[[ Provided records open ]]

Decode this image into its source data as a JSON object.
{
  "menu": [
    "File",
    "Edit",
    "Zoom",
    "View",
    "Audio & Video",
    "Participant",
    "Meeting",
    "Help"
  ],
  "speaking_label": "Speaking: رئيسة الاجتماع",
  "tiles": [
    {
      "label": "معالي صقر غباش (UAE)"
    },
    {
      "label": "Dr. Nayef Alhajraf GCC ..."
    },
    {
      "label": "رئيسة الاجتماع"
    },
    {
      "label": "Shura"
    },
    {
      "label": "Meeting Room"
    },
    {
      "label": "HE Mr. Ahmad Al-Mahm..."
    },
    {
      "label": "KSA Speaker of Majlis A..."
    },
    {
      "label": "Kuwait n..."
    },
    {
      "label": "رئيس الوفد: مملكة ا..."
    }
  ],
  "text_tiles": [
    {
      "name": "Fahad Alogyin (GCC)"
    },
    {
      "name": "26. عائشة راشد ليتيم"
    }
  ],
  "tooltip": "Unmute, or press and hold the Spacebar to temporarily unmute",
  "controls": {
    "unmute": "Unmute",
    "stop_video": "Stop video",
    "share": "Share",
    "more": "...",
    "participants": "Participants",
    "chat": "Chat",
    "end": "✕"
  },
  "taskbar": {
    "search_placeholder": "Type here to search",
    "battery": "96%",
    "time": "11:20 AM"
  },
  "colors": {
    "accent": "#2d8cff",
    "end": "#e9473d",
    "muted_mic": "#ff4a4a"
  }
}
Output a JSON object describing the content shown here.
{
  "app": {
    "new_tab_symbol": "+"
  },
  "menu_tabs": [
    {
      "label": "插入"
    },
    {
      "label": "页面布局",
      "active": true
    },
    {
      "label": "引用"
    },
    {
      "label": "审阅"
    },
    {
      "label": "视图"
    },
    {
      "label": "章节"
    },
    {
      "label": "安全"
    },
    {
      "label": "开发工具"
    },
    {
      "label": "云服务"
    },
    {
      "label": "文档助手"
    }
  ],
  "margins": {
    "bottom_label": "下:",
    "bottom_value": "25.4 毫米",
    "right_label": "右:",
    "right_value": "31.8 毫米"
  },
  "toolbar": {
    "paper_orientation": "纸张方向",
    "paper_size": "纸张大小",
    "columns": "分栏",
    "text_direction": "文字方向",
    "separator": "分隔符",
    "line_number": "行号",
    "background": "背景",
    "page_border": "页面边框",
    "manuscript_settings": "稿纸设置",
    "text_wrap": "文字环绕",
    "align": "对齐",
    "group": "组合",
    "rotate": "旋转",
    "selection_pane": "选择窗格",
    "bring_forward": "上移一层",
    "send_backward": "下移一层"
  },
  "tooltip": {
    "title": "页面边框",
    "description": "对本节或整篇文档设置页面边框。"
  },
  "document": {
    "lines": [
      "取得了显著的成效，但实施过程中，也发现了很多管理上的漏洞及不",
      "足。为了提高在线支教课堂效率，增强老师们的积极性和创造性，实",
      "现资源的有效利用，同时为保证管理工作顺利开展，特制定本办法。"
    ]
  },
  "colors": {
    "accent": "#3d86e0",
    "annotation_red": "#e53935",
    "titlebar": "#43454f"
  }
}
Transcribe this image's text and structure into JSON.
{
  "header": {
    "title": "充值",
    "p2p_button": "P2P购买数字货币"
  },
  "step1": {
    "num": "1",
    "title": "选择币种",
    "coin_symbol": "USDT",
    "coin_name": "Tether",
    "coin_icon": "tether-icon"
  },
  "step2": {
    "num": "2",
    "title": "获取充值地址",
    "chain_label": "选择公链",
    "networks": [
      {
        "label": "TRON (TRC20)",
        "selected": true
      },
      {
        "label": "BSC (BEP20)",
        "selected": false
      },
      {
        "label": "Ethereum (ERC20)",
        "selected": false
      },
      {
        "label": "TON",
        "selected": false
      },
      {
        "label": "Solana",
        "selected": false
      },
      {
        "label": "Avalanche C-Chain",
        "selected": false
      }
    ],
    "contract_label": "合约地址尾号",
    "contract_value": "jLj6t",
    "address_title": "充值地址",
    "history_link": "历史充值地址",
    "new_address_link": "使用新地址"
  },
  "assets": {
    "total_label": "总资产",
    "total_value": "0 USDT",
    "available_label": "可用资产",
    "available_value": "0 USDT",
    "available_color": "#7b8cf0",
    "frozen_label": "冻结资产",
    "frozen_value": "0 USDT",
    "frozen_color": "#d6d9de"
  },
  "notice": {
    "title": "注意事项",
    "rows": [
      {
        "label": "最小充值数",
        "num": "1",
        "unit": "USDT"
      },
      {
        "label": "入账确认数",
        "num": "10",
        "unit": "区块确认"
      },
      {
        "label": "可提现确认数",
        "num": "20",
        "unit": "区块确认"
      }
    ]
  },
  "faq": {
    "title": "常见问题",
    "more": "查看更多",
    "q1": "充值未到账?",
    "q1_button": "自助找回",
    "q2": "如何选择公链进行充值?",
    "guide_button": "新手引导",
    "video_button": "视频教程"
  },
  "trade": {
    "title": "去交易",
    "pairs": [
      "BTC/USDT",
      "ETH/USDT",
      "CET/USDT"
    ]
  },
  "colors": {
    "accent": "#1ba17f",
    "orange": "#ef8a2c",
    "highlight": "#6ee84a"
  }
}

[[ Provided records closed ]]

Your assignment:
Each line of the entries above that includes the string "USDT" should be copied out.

Response to this exercise:
    "coin_symbol": "USDT",
    "total_value": "0 USDT",
    "available_value": "0 USDT",
    "frozen_value": "0 USDT",
        "unit": "USDT"
      "BTC/USDT",
      "ETH/USDT",
      "CET/USDT"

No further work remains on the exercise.